Task to carry out –
Type out each entry exactly.
Start of Provided records
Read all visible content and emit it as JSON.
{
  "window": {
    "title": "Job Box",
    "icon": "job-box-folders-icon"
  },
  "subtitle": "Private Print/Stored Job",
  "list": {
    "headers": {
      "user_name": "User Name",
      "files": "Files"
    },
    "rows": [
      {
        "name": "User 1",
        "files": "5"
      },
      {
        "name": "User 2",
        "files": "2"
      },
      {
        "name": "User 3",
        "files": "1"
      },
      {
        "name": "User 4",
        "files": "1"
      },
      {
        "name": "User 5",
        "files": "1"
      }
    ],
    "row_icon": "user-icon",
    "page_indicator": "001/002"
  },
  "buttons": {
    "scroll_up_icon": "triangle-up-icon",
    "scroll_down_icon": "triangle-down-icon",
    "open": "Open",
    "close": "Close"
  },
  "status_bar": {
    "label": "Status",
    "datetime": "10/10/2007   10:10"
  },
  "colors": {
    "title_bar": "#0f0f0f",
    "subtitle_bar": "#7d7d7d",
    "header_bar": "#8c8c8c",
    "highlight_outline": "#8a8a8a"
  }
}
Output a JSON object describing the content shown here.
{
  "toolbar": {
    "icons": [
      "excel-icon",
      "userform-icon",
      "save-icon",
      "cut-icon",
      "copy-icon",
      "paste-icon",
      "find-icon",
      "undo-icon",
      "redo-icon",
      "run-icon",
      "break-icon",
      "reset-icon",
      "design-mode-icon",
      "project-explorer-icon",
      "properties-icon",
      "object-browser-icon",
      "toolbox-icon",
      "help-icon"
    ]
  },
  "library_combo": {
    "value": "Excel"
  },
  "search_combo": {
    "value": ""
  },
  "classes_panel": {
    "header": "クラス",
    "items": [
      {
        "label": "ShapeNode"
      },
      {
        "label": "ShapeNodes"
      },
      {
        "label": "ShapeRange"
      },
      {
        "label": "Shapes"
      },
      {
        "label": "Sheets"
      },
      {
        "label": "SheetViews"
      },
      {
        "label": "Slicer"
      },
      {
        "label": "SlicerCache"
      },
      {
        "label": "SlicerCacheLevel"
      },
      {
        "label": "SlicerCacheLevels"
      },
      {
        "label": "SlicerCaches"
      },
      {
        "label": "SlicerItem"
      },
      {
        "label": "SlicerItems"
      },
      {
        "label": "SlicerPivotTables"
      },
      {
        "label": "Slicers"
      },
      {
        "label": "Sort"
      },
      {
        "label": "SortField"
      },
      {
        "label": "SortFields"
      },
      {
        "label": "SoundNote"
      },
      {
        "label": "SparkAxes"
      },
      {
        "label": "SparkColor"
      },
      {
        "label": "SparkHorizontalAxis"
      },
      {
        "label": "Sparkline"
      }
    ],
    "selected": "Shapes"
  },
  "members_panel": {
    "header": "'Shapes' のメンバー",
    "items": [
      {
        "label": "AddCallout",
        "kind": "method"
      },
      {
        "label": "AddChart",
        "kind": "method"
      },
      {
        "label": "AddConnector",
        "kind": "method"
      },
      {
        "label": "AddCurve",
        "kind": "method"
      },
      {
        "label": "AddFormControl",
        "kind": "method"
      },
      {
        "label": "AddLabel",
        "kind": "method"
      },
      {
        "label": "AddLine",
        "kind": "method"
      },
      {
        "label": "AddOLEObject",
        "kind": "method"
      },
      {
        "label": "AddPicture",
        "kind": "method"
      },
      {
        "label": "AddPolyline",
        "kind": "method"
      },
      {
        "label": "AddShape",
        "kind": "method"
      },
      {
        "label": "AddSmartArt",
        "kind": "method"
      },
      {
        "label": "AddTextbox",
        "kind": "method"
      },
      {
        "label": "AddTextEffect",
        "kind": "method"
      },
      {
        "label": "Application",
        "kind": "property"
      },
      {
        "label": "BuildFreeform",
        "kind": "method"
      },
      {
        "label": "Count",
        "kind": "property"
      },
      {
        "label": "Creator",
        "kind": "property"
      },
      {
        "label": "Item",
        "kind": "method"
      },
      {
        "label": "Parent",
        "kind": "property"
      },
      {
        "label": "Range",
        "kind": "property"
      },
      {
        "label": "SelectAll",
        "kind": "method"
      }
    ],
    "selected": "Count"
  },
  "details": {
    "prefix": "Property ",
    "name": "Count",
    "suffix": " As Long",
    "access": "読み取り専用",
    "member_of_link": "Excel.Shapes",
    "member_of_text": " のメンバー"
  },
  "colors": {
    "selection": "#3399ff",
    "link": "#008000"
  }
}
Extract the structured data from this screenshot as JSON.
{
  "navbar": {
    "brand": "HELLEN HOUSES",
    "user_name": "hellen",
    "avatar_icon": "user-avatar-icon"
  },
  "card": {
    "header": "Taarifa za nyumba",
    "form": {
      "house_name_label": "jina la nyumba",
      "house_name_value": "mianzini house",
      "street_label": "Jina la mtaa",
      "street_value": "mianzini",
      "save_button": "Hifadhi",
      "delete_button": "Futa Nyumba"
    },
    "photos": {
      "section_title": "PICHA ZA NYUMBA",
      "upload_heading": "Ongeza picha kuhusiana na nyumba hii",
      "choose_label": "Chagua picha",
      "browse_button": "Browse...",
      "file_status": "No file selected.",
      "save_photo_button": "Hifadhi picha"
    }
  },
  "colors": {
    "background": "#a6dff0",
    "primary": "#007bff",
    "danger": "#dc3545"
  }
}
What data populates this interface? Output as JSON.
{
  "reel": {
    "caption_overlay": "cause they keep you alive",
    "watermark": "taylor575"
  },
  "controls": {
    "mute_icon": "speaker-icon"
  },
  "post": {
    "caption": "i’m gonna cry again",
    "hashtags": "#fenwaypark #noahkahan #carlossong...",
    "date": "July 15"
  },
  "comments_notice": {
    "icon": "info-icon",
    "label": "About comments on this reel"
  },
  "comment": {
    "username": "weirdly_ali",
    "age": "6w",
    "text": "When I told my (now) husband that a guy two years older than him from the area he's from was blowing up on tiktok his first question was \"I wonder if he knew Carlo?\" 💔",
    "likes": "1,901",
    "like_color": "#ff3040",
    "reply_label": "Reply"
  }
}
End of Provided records
Written response –
Read all visible content and emit it as JSON.
{
  "window": {
    "title": "Job Box",
    "icon": "job-box-folders-icon"
  },
  "subtitle": "Private Print/Stored Job",
  "list": {
    "headers": {
      "user_name": "User Name",
      "files": "Files"
    },
    "rows": [
      {
        "name": "User 1",
        "files": "5"
      },
      {
        "name": "User 2",
        "files": "2"
      },
      {
        "name": "User 3",
        "files": "1"
      },
      {
        "name": "User 4",
        "files": "1"
      },
      {
        "name": "User 5",
        "files": "1"
      }
    ],
    "row_icon": "user-icon",
    "page_indicator": "001/002"
  },
  "buttons": {
    "scroll_up_icon": "triangle-up-icon",
    "scroll_down_icon": "triangle-down-icon",
    "open": "Open",
    "close": "Close"
  },
  "status_bar": {
    "label": "Status",
    "datetime": "10/10/2007   10:10"
  },
  "colors": {
    "title_bar": "#0f0f0f",
    "subtitle_bar": "#7d7d7d",
    "header_bar": "#8c8c8c",
    "highlight_outline": "#8a8a8a"
  }
}
Output a JSON object describing the content shown here.
{
  "toolbar": {
    "icons": [
      "excel-icon",
      "userform-icon",
      "save-icon",
      "cut-icon",
      "copy-icon",
      "paste-icon",
      "find-icon",
      "undo-icon",
      "redo-icon",
      "run-icon",
      "break-icon",
      "reset-icon",
      "design-mode-icon",
      "project-explorer-icon",
      "properties-icon",
      "object-browser-icon",
      "toolbox-icon",
      "help-icon"
    ]
  },
  "library_combo": {
    "value": "Excel"
  },
  "search_combo": {
    "value": ""
  },
  "classes_panel": {
    "header": "クラス",
    "items": [
      {
        "label": "ShapeNode"
      },
      {
        "label": "ShapeNodes"
      },
      {
        "label": "ShapeRange"
      },
      {
        "label": "Shapes"
      },
      {
        "label": "Sheets"
      },
      {
        "label": "SheetViews"
      },
      {
        "label": "Slicer"
      },
      {
        "label": "SlicerCache"
      },
      {
        "label": "SlicerCacheLevel"
      },
      {
        "label": "SlicerCacheLevels"
      },
      {
        "label": "SlicerCaches"
      },
      {
        "label": "SlicerItem"
      },
      {
        "label": "SlicerItems"
      },
      {
        "label": "SlicerPivotTables"
      },
      {
        "label": "Slicers"
      },
      {
        "label": "Sort"
      },
      {
        "label": "SortField"
      },
      {
        "label": "SortFields"
      },
      {
        "label": "SoundNote"
      },
      {
        "label": "SparkAxes"
      },
      {
        "label": "SparkColor"
      },
      {
        "label": "SparkHorizontalAxis"
      },
      {
        "label": "Sparkline"
      }
    ],
    "selected": "Shapes"
  },
  "members_panel": {
    "header": "'Shapes' のメンバー",
    "items": [
      {
        "label": "AddCallout",
        "kind": "method"
      },
      {
        "label": "AddChart",
        "kind": "method"
      },
      {
        "label": "AddConnector",
        "kind": "method"
      },
      {
        "label": "AddCurve",
        "kind": "method"
      },
      {
        "label": "AddFormControl",
        "kind": "method"
      },
      {
        "label": "AddLabel",
        "kind": "method"
      },
      {
        "label": "AddLine",
        "kind": "method"
      },
      {
        "label": "AddOLEObject",
        "kind": "method"
      },
      {
        "label": "AddPicture",
        "kind": "method"
      },
      {
        "label": "AddPolyline",
        "kind": "method"
      },
      {
        "label": "AddShape",
        "kind": "method"
      },
      {
        "label": "AddSmartArt",
        "kind": "method"
      },
      {
        "label": "AddTextbox",
        "kind": "method"
      },
      {
        "label": "AddTextEffect",
        "kind": "method"
      },
      {
        "label": "Application",
        "kind": "property"
      },
      {
        "label": "BuildFreeform",
        "kind": "method"
      },
      {
        "label": "Count",
        "kind": "property"
      },
      {
        "label": "Creator",
        "kind": "property"
      },
      {
        "label": "Item",
        "kind": "method"
      },
      {
        "label": "Parent",
        "kind": "property"
      },
      {
        "label": "Range",
        "kind": "property"
      },
      {
        "label": "SelectAll",
        "kind": "method"
      }
    ],
    "selected": "Count"
  },
  "details": {
    "prefix": "Property ",
    "name": "Count",
    "suffix": " As Long",
    "access": "読み取り専用",
    "member_of_link": "Excel.Shapes",
    "member_of_text": " のメンバー"
  },
  "colors": {
    "selection": "#3399ff",
    "link": "#008000"
  }
}
Extract the structured data from this screenshot as JSON.
{
  "navbar": {
    "brand": "HELLEN HOUSES",
    "user_name": "hellen",
    "avatar_icon": "user-avatar-icon"
  },
  "card": {
    "header": "Taarifa za nyumba",
    "form": {
      "house_name_label": "jina la nyumba",
      "house_name_value": "mianzini house",
      "street_label": "Jina la mtaa",
      "street_value": "mianzini",
      "save_button": "Hifadhi",
      "delete_button": "Futa Nyumba"
    },
    "photos": {
      "section_title": "PICHA ZA NYUMBA",
      "upload_heading": "Ongeza picha kuhusiana na nyumba hii",
      "choose_label": "Chagua picha",
      "browse_button": "Browse...",
      "file_status": "No file selected.",
      "save_photo_button": "Hifadhi picha"
    }
  },
  "colors": {
    "background": "#a6dff0",
    "primary": "#007bff",
    "danger": "#dc3545"
  }
}
What data populates this interface? Output as JSON.
{
  "reel": {
    "caption_overlay": "cause they keep you alive",
    "watermark": "taylor575"
  },
  "controls": {
    "mute_icon": "speaker-icon"
  },
  "post": {
    "caption": "i’m gonna cry again",
    "hashtags": "#fenwaypark #noahkahan #carlossong...",
    "date": "July 15"
  },
  "comments_notice": {
    "icon": "info-icon",
    "label": "About comments on this reel"
  },
  "comment": {
    "username": "weirdly_ali",
    "age": "6w",
    "text": "When I told my (now) husband that a guy two years older than him from the area he's from was blowing up on tiktok his first question was \"I wonder if he knew Carlo?\" 💔",
    "likes": "1,901",
    "like_color": "#ff3040",
    "reply_label": "Reply"
  }
}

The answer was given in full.